Native to the Mediterranean, the Persian cyclamen is a cyclamen species that typically blooms in winter. There are different varieties with flowers coming in shades of white, pink and red. Persian cyclamens grow best in sunny windows.
Moth Orchids (Phalaenopsis)
Orchids are notoriously difficult to grow but moth orchids are among the easiest to care for. There are around 60 species and numerous hybrids, so they come in a wide variety of colours. Moth orchids prefer warmer temperatures and humid conditions and they can bloom for as many as six months at a time.
Flowering Maple (Abutilon sp.)
The flowering maple’s leaves look like tiny versions of the leaf on the Canadian flag but the plant is actually a kind of mallow. Some hybrids of this bushy indoor plant bloom in the warmer months but there are also hybrids that bloom in winter. They like bright light and come in colours like red, pink, orange and yellow.
Rosemary (Rosmarinus officinalis)
Rosemary isn’t typically grown for its flowers but that doesn’t mean you shouldn’t let this culinary stand-by brighten up your winter kitchen. Depending on the cultivar, rosemary flowers can be white, pink, blue, lavender or even violet. This robust plant is best brought in during winter and kept in a pot in the kitchen windowsill, where it can get lots of bright sunlight and the leaves are handy for snipping as you’re cooking those cold-weather roasts.

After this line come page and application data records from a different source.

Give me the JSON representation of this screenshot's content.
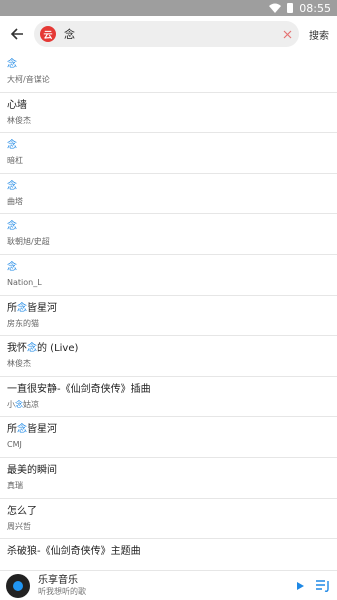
{
  "status": {
    "time": "08:55"
  },
  "search": {
    "query": "念",
    "app_icon_text": "云",
    "search_button": "搜索"
  },
  "results": [
    {
      "title_pre": "",
      "title_hl": "念",
      "title_post": "",
      "artist_pre": "大柯/音谋论",
      "artist_hl": "",
      "artist_post": ""
    },
    {
      "title_pre": "心墙",
      "title_hl": "",
      "title_post": "",
      "artist_pre": "林俊杰",
      "artist_hl": "",
      "artist_post": ""
    },
    {
      "title_pre": "",
      "title_hl": "念",
      "title_post": "",
      "artist_pre": "暗杠",
      "artist_hl": "",
      "artist_post": ""
    },
    {
      "title_pre": "",
      "title_hl": "念",
      "title_post": "",
      "artist_pre": "曲塔",
      "artist_hl": "",
      "artist_post": ""
    },
    {
      "title_pre": "",
      "title_hl": "念",
      "title_post": "",
      "artist_pre": "耿朝旭/史超",
      "artist_hl": "",
      "artist_post": ""
    },
    {
      "title_pre": "",
      "title_hl": "念",
      "title_post": "",
      "artist_pre": "Nation_L",
      "artist_hl": "",
      "artist_post": ""
    },
    {
      "title_pre": "所",
      "title_hl": "念",
      "title_post": "皆星河",
      "artist_pre": "房东的猫",
      "artist_hl": "",
      "artist_post": ""
    },
    {
      "title_pre": "我怀",
      "title_hl": "念",
      "title_post": "的 (Live)",
      "artist_pre": "林俊杰",
      "artist_hl": "",
      "artist_post": ""
    },
    {
      "title_pre": "一直很安静-《仙剑奇侠传》插曲",
      "title_hl": "",
      "title_post": "",
      "artist_pre": "小",
      "artist_hl": "念",
      "artist_post": "姑凉"
    },
    {
      "title_pre": "所",
      "title_hl": "念",
      "title_post": "皆星河",
      "artist_pre": "CMJ",
      "artist_hl": "",
      "artist_post": ""
    },
    {
      "title_pre": "最美的瞬间",
      "title_hl": "",
      "title_post": "",
      "artist_pre": "真瑞",
      "artist_hl": "",
      "artist_post": ""
    },
    {
      "title_pre": "怎么了",
      "title_hl": "",
      "title_post": "",
      "artist_pre": "周兴哲",
      "artist_hl": "",
      "artist_post": ""
    },
    {
      "title_pre": "杀破狼-《仙剑奇侠传》主题曲",
      "title_hl": "",
      "title_post": "",
      "artist_pre": "",
      "artist_hl": "",
      "artist_post": ""
    }
  ],
  "player": {
    "name": "乐享音乐",
    "subtitle": "听我想听的歌"
  },
  "colors": {
    "accent": "#1e88e5",
    "statusbar": "#9e9e9e"
  },
  "icons": [
    "back-arrow-icon",
    "netease-app-icon",
    "clear-icon",
    "wifi-icon",
    "battery-icon",
    "play-icon",
    "playlist-icon",
    "disc-icon"
  ]
}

Hawaiian Wedding Flower (Stephanotis floribunda)
The Hawaiian wedding flower is actually native to Madagascar but as its name suggests, it’s a popular flower for weddings. The star-shaped white blooms have a fragrance not unlike that of jasmine. Even though the plant typically flowers in summer, it can produce blooms in winter too if kept indoors in a sunny spot.
String-of-Pearls (Senecio rowleyanus)
One of the more unusual indoor plants to grow in a hanging basket is the string-of-pearls, also known as the string-of-beads. It’s a succulent native to dry southwestern Africa, so it’s a hardy, low-maintenance plant. With proper care, it can bloom in winter, with its white flowers giving off a faint scent of cinnamon and cloves: perfect for cold weather!
Poinsettia (Euphorbia pulcherrima)
The festive season would not be the same without bright red poinsettias adding colour to your holiday decorations. The red bits are actually leaves while the flowers are the tiny yellow clusters in the middle. Poinsettia plants prefer bright, indirect light and are best kept away from drafts.